The National Pork Producers Council and the American Farm Bureau Federation appealed a case to the Ninth Circuit alleging California’s Proposition 12 is not constitutional because it imposes burdens on interstate pork commerce. The proposition regulates the production of veal, pork, and eggs, and requires that female pigs used for breeding be housed in groups and with sufficient space to stand up and turn around for the pork meat to be sold.
The plaintiffs, represented by Mayer Brown, argued in the December 2019 complaint that since pigs are raised primarily in the Midwest and North Carolina and pigs are often moved to different farms after weaning and processed and packaged at a third location, the law is unduly burdensome. The legislation would require separate facilities and tracking for pigs whose meat would be sold in California from those sold outside of California.
Multiple animal rights groups have intervened in the case in support of the defendants and Proposition 12, including the Humane Society of the United States. The law, which is set to go into effect at the end of 2021, would require 24 square feet for each sow whose offspring would be sold as pork in the state of California.
The Southern District of California entered a judgment dismissing the initial case on June 16. The court in the April order to dismiss the case argued that the extraterritorial principle in the Constitution’s commerce clause typically applies to laws that only affect interstate commerce, while this law also affects commerce inside the states.

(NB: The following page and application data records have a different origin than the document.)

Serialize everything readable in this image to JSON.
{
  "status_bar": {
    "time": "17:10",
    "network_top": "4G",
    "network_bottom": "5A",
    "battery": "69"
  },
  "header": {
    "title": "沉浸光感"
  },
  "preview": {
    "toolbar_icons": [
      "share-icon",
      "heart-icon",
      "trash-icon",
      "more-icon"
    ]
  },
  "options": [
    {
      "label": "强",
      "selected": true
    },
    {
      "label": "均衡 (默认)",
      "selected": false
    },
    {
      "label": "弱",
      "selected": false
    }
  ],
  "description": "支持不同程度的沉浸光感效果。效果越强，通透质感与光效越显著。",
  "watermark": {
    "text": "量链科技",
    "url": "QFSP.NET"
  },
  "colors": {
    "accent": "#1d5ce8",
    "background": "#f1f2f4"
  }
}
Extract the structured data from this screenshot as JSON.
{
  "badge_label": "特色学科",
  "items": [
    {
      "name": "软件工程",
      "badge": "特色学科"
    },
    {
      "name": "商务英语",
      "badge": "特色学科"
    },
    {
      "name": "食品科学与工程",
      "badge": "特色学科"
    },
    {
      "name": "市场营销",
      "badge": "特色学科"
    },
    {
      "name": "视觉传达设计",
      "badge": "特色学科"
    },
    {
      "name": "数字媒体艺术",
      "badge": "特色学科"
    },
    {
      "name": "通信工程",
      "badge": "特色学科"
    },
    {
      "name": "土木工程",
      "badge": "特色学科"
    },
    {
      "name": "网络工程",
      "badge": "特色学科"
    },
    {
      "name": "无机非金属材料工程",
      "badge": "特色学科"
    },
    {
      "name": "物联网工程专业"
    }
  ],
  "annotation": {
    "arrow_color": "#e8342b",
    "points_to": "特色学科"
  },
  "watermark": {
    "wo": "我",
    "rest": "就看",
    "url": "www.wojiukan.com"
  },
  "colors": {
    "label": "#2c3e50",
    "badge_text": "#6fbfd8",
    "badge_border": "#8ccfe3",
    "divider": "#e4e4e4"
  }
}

California has about 8,000 sows, however, the state’s annual pork consumption would require about 673,000 sows according to the order. The order dismissed the case because the court ruled the plaintiffs did not demonstrate the law would cause a “substantial burden on interstate commerce, but gave the plaintiffs time to file an amended complaint. The National Pork Producers and the American Farm Bureau Federation filed a notice that they did not intend to amend their complaint.